The United States made vague arguments when initially justifying bin Laden’s targeted killing as well. Koh, once again, presented the U.S. legal case. Yet immediate reactions to bin Laden’s death and the U.S. defense of it varied from enthusiastic support to silence. Among the supporters of the raid was UN Secretary General Ban Ki-moon, who at the time said, “I am very much relieved by the news that justice has been done to such a mastermind of international terrorism.”
This notable shift in reactions could have been tied to the target himself. Bin Laden was so widely reviled that his death forced a reconsideration of earlier U.S. arguments -- that targeted killings can serve important counterterror interests more discriminately and more cost-effectively than other methods.
And since then, although the United States has decreased targeted killings in Pakistan, it has increased them in Yemen. John B. Bellinger III, former legal adviser to both the State Department and the National Security Council, wrote, “European allies, who vigorously criticized the Bush administration for asserting the unilateral right to use force against terrorists in countries outside Afghanistan, have neither supported nor criticized reported U.S. drone strikes in Pakistan, Yemen, and Somalia. Instead, they have largely looked the other way, as they did with the killing of Osama bin Laden.”
Further, sales of drones, often used in targeted killings, have increased substantially since bin Laden’s death. Turkey, China, Iran, and Russia are allegedly jumping aboard the targeted killing bandwagon. France and Italy have purchased or are in the process of purchasing armed drones. And Germany has been accused of enabling the United States to use drones in targeted killing missions launched from the Ramstein military base.
Finally, global bodies are now attempting to regulate the practice of targeted killings instead of banning it. Ben Emmerson, who headed a 2013 UN investigation on targeted killings, stated on an early 2013 United Nations panel, “this form of warfare is here to stay, and it is completely unacceptable to allow the world to drift blindly toward the precipice without any agreement between states as to the circumstances in which drone strike targeted killings are lawful, and on the safeguards necessary to protect civilians.” Some of these safeguards may include permitting only those trained in international humanitarian law to engage in targeted killings (such as the U.S. military rather than the CIA); holding prompt, impartial, and transparent investigations of unintended civilian deaths; publicly releasing the results of these investigations; prosecuting those who may have criminal responsibility; and developing new global norms on the use of drones outside an armed conflict.

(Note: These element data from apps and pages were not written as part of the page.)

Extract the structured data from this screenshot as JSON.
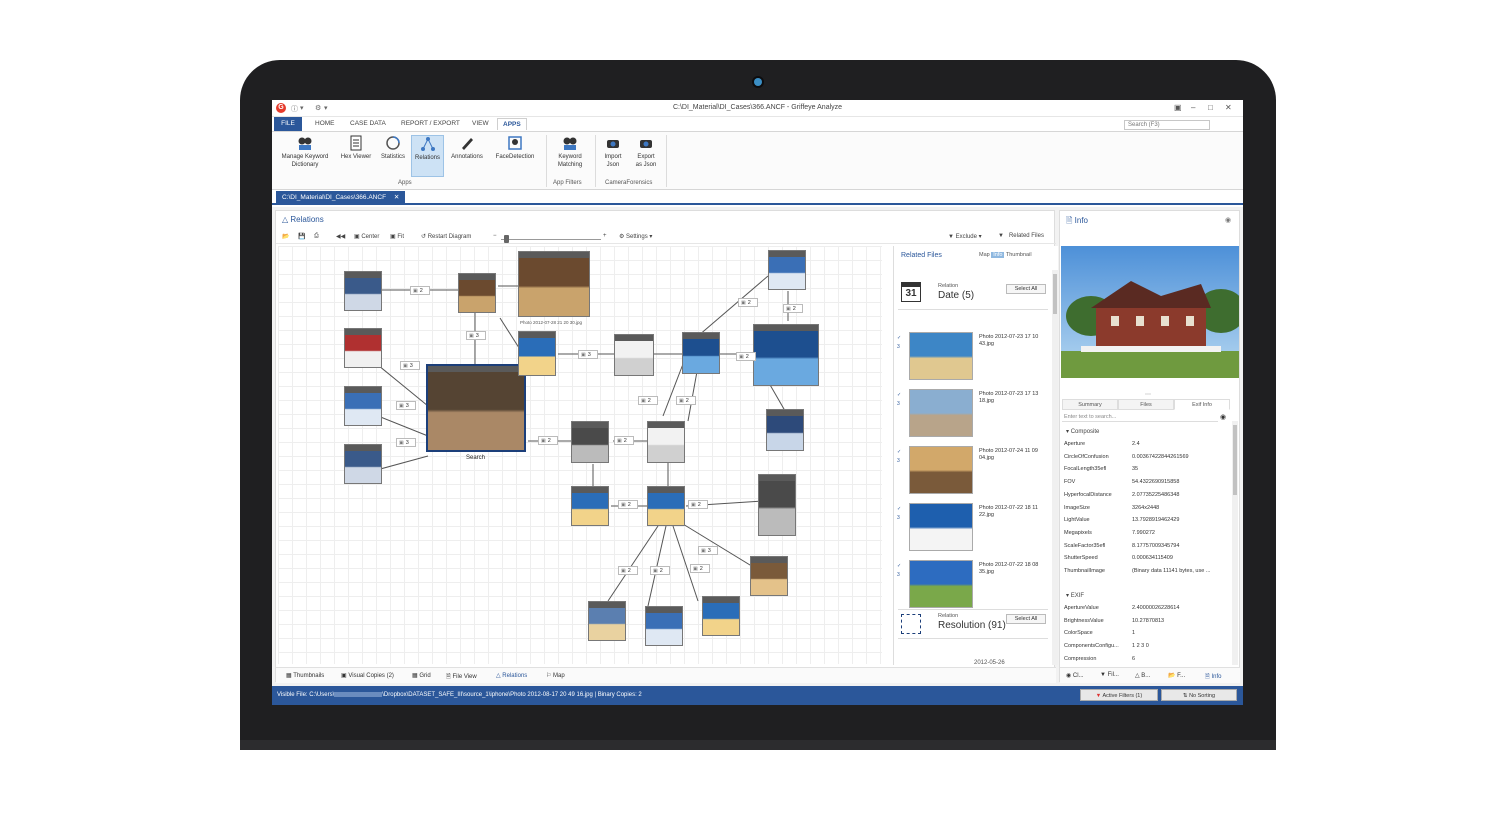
{
  "window": {
    "title": "C:\\DI_Material\\DI_Cases\\366.ANCF - Griffeye Analyze",
    "search_placeholder": "Search (F3)"
  },
  "ribbon_tabs": [
    "FILE",
    "HOME",
    "CASE DATA",
    "REPORT / EXPORT",
    "VIEW",
    "APPS"
  ],
  "ribbon": {
    "buttons": [
      "Manage Keyword\nDictionary",
      "Hex Viewer",
      "Statistics",
      "Relations",
      "Annotations",
      "FaceDetection",
      "Keyword\nMatching",
      "Import\nJson",
      "Export\nas Json"
    ],
    "groups": [
      "Apps",
      "App Filters",
      "CameraForensics"
    ]
  },
  "doc_tab": "C:\\DI_Material\\DI_Cases\\366.ANCF",
  "relations": {
    "title": "Relations",
    "toolbar": {
      "center": "Center",
      "fit": "Fit",
      "restart": "Restart Diagram",
      "settings": "Settings",
      "exclude": "Exclude",
      "related_files": "Related Files"
    },
    "captions": {
      "photo_top": "Photo 2012-07-28 21 20 30.jpg",
      "search": "Search"
    },
    "badges": [
      "2",
      "3",
      "3",
      "3",
      "3",
      "2",
      "3",
      "2",
      "2",
      "2",
      "2",
      "2",
      "2",
      "2",
      "3",
      "2",
      "2",
      "2",
      "2"
    ]
  },
  "bottom_tabs": [
    "Thumbnails",
    "Visual Copies (2)",
    "Grid",
    "File View",
    "Relations",
    "Map"
  ],
  "related_files": {
    "title": "Related Files",
    "views": [
      "Map",
      "Info",
      "Thumbnail"
    ],
    "group1": {
      "small": "Relation",
      "big": "Date (5)",
      "select_all": "Select All",
      "cal_day": "31"
    },
    "items": [
      {
        "name": "Photo 2012-07-23 17 10 43.jpg",
        "check": "3"
      },
      {
        "name": "Photo 2012-07-23 17 13 18.jpg",
        "check": "3"
      },
      {
        "name": "Photo 2012-07-24 11 09 04.jpg",
        "check": "3"
      },
      {
        "name": "Photo 2012-07-22 18 11 22.jpg",
        "check": "3"
      },
      {
        "name": "Photo 2012-07-22 18 08 35.jpg",
        "check": "3"
      }
    ],
    "group2": {
      "small": "Relation",
      "big": "Resolution (91)",
      "select_all": "Select All"
    },
    "last_date": "2012-05-26"
  },
  "info": {
    "title": "Info",
    "tabs": [
      "Summary",
      "Files",
      "Exif Info"
    ],
    "search_placeholder": "Enter text to search...",
    "composite_label": "Composite",
    "composite": [
      [
        "Aperture",
        "2.4"
      ],
      [
        "CircleOfConfusion",
        "0.00367422844261569"
      ],
      [
        "FocalLength35efl",
        "35"
      ],
      [
        "FOV",
        "54.4322690915858"
      ],
      [
        "HyperfocalDistance",
        "2.07735225486348"
      ],
      [
        "ImageSize",
        "3264x2448"
      ],
      [
        "LightValue",
        "13.7928919462429"
      ],
      [
        "Megapixels",
        "7.990272"
      ],
      [
        "ScaleFactor35efl",
        "8.17757009345794"
      ],
      [
        "ShutterSpeed",
        "0.000634115409"
      ],
      [
        "ThumbnailImage",
        "(Binary data 11141 bytes, use ..."
      ]
    ],
    "exif_label": "EXIF",
    "exif": [
      [
        "ApertureValue",
        "2.40000026228614"
      ],
      [
        "BrightnessValue",
        "10.27870813"
      ],
      [
        "ColorSpace",
        "1"
      ],
      [
        "ComponentsConfigu...",
        "1 2 3 0"
      ],
      [
        "Compression",
        "6"
      ]
    ],
    "bottom_tabs": [
      "Cl...",
      "Fil...",
      "B...",
      "F...",
      "Info"
    ]
  },
  "status": {
    "visible_file": "Visible File: C:\\Users\\",
    "path_rest": "\\Dropbox\\DATASET_SAFE_III\\source_1\\iphone\\Photo 2012-08-17 20 49 16.jpg | Binary Copies: 2",
    "active_filters": "Active Filters (1)",
    "no_sorting": "No Sorting"
  },
  "colors": {
    "accent": "#2b579a",
    "laptop": "#1f1f21",
    "selected": "#cde2f5"
  }
}
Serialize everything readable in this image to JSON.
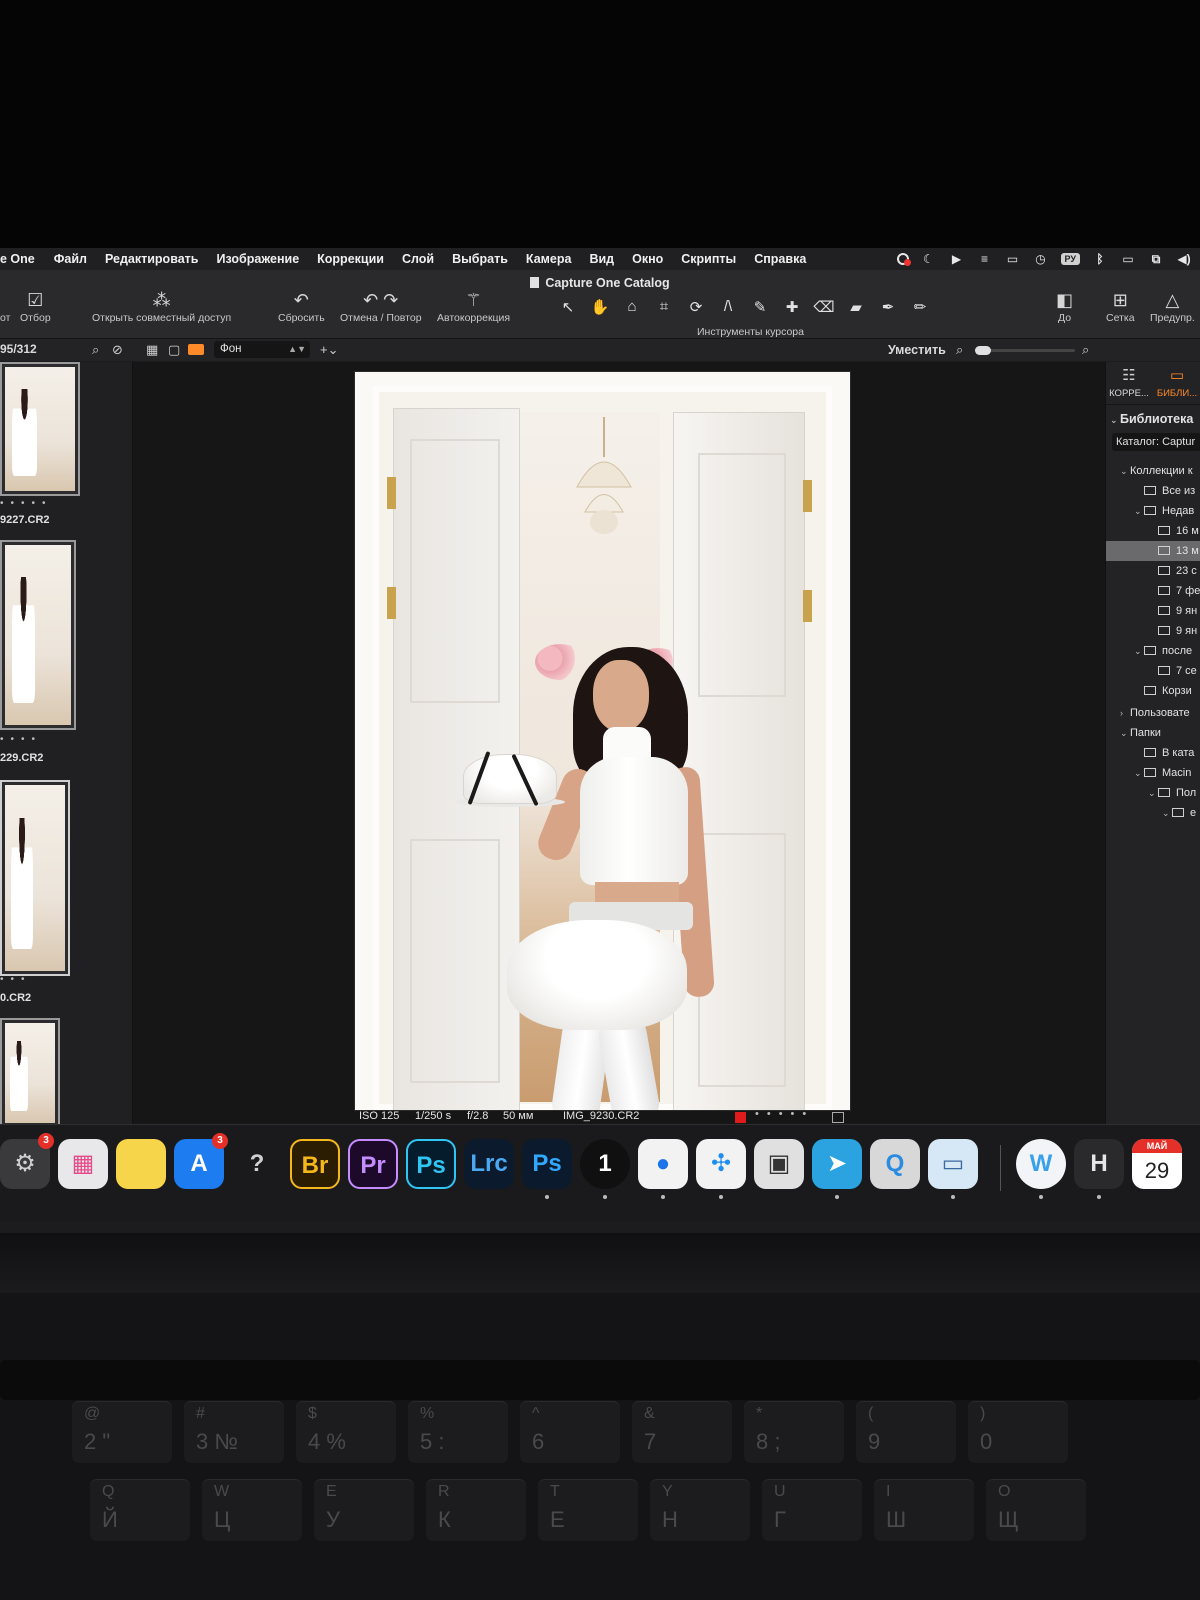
{
  "menubar": {
    "app_name": "e One",
    "items": [
      "Файл",
      "Редактировать",
      "Изображение",
      "Коррекции",
      "Слой",
      "Выбрать",
      "Камера",
      "Вид",
      "Окно",
      "Скрипты",
      "Справка"
    ],
    "lang_badge": "РУ"
  },
  "window": {
    "title": "Capture One Catalog"
  },
  "toolbar": {
    "partial_left": "от",
    "cull_label": "Отбор",
    "share_label": "Открыть совместный доступ",
    "reset_label": "Сбросить",
    "undo_redo_label": "Отмена / Повтор",
    "autoadjust_label": "Автокоррекция",
    "cursor_tools_label": "Инструменты курсора",
    "before_label": "До",
    "grid_label": "Сетка",
    "warnings_label": "Предупр."
  },
  "subbar": {
    "counter": "95/312",
    "style_select": "Фон",
    "fit_label": "Уместить"
  },
  "filmstrip": {
    "thumbnails": [
      {
        "label": "9227.CR2"
      },
      {
        "label": "229.CR2"
      },
      {
        "label": "0.CR2"
      },
      {
        "label": ""
      }
    ]
  },
  "viewer": {
    "iso": "ISO 125",
    "shutter": "1/250 s",
    "aperture": "f/2.8",
    "focal": "50 мм",
    "filename": "IMG_9230.CR2",
    "rating_stars": 0,
    "color_tag": "#e01b1b"
  },
  "right_panel": {
    "tab_adjust": "КОРРЕ...",
    "tab_library": "БИБЛИ...",
    "section_title": "Библиотека",
    "catalog_label": "Каталог: Captur",
    "tree": [
      {
        "label": "Коллекции к",
        "indent": 0,
        "chev": "v",
        "selected": false
      },
      {
        "label": "Все из",
        "indent": 1,
        "chev": "",
        "selected": false
      },
      {
        "label": "Недав",
        "indent": 1,
        "chev": "v",
        "selected": false
      },
      {
        "label": "16 м",
        "indent": 2,
        "chev": "",
        "selected": false
      },
      {
        "label": "13 м",
        "indent": 2,
        "chev": "",
        "selected": true
      },
      {
        "label": "23 с",
        "indent": 2,
        "chev": "",
        "selected": false
      },
      {
        "label": "7 фе",
        "indent": 2,
        "chev": "",
        "selected": false
      },
      {
        "label": "9 ян",
        "indent": 2,
        "chev": "",
        "selected": false
      },
      {
        "label": "9 ян",
        "indent": 2,
        "chev": "",
        "selected": false
      },
      {
        "label": "после",
        "indent": 1,
        "chev": "v",
        "selected": false
      },
      {
        "label": "7 се",
        "indent": 2,
        "chev": "",
        "selected": false
      },
      {
        "label": "Корзи",
        "indent": 1,
        "chev": "",
        "selected": false
      },
      {
        "label": "Пользовате",
        "indent": 0,
        "chev": ">",
        "selected": false
      },
      {
        "label": "Папки",
        "indent": 0,
        "chev": "v",
        "selected": false
      },
      {
        "label": "В ката",
        "indent": 1,
        "chev": "",
        "selected": false
      },
      {
        "label": "Macin",
        "indent": 1,
        "chev": "v",
        "selected": false
      },
      {
        "label": "Пол",
        "indent": 2,
        "chev": "v",
        "selected": false
      },
      {
        "label": "е",
        "indent": 3,
        "chev": "v",
        "selected": false
      }
    ]
  },
  "dock": {
    "apps": [
      {
        "name": "system-settings",
        "text": "⚙",
        "badge": "3",
        "bg": "#3a3a3c",
        "fg": "#cfcfcf"
      },
      {
        "name": "launchpad",
        "text": "▦",
        "badge": "",
        "bg": "#e8e8ea",
        "fg": "#e64a8a"
      },
      {
        "name": "notes",
        "text": "",
        "badge": "",
        "bg": "#f7d54a",
        "fg": "#ffffff"
      },
      {
        "name": "app-store",
        "text": "A",
        "badge": "3",
        "bg": "#1c7cf0",
        "fg": "#ffffff"
      },
      {
        "name": "help",
        "text": "?",
        "badge": "",
        "bg": "transparent",
        "fg": "#d0d0d0"
      },
      {
        "name": "bridge",
        "text": "Br",
        "badge": "",
        "bg": "#2b1d02",
        "fg": "#f5b81c"
      },
      {
        "name": "premiere",
        "text": "Pr",
        "badge": "",
        "bg": "#1d0a2b",
        "fg": "#c58cff"
      },
      {
        "name": "photoshop",
        "text": "Ps",
        "badge": "",
        "bg": "#041c2c",
        "fg": "#31c5f4"
      },
      {
        "name": "lightroom-classic",
        "text": "Lrc",
        "badge": "",
        "bg": "#0b1a2c",
        "fg": "#4aa8f0"
      },
      {
        "name": "photoshop-2",
        "text": "Ps",
        "badge": "",
        "bg": "#0b1a2c",
        "fg": "#31a8ff"
      },
      {
        "name": "capture-one",
        "text": "1",
        "badge": "",
        "bg": "#101010",
        "fg": "#ffffff"
      },
      {
        "name": "chrome",
        "text": "●",
        "badge": "",
        "bg": "#f2f2f2",
        "fg": "#1a73e8"
      },
      {
        "name": "safari",
        "text": "✣",
        "badge": "",
        "bg": "#f2f2f2",
        "fg": "#1f8ef1"
      },
      {
        "name": "image-capture",
        "text": "▣",
        "badge": "",
        "bg": "#e0e0e0",
        "fg": "#333333"
      },
      {
        "name": "telegram",
        "text": "➤",
        "badge": "",
        "bg": "#2aa3e0",
        "fg": "#ffffff"
      },
      {
        "name": "quicktime",
        "text": "Q",
        "badge": "",
        "bg": "#d8d8d8",
        "fg": "#2a8be0"
      },
      {
        "name": "preview",
        "text": "▭",
        "badge": "",
        "bg": "#d6e8f6",
        "fg": "#3a6aa0"
      },
      {
        "name": "w-app",
        "text": "W",
        "badge": "",
        "bg": "#f2f4f7",
        "fg": "#3aa0e8"
      },
      {
        "name": "h-app",
        "text": "H",
        "badge": "",
        "bg": "#2a2a2c",
        "fg": "#e6e6e6"
      },
      {
        "name": "calendar",
        "text": "29",
        "badge": "",
        "bg": "#ffffff",
        "fg": "#222222",
        "month": "МАЙ"
      }
    ]
  },
  "keyboard": {
    "row1": [
      {
        "up": "@",
        "dn": "2  \""
      },
      {
        "up": "#",
        "dn": "3  №"
      },
      {
        "up": "$",
        "dn": "4  %"
      },
      {
        "up": "%",
        "dn": "5  :"
      },
      {
        "up": "^",
        "dn": "6"
      },
      {
        "up": "&",
        "dn": "7"
      },
      {
        "up": "*",
        "dn": "8  ;"
      },
      {
        "up": "(",
        "dn": "9"
      },
      {
        "up": ")",
        "dn": "0"
      }
    ],
    "row2": [
      {
        "up": "Q",
        "dn": "Й"
      },
      {
        "up": "W",
        "dn": "Ц"
      },
      {
        "up": "E",
        "dn": "У"
      },
      {
        "up": "R",
        "dn": "К"
      },
      {
        "up": "T",
        "dn": "Е"
      },
      {
        "up": "Y",
        "dn": "Н"
      },
      {
        "up": "U",
        "dn": "Г"
      },
      {
        "up": "I",
        "dn": "Ш"
      },
      {
        "up": "O",
        "dn": "Щ"
      }
    ]
  }
}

We may already be witnessing the birth of a new norm. Bin Laden’s death kicked off the process, and its conclusion is anything but fixed. That will depend on the debate that Emmerson has called for. If the global community can agree on what kinds of targeted killings should be permitted consistent with established norms on assassination, sovereignty, and civilian protection, then the practice will progress along its normative journey. However, if the debate fails to generate consensus, the new norm could wither away, and targeted killings could lose their veneer of acceptability. For the sake of civilians and states, an inclusive and meaningful agreement on the acceptable parameters of targeted killings may be the only option.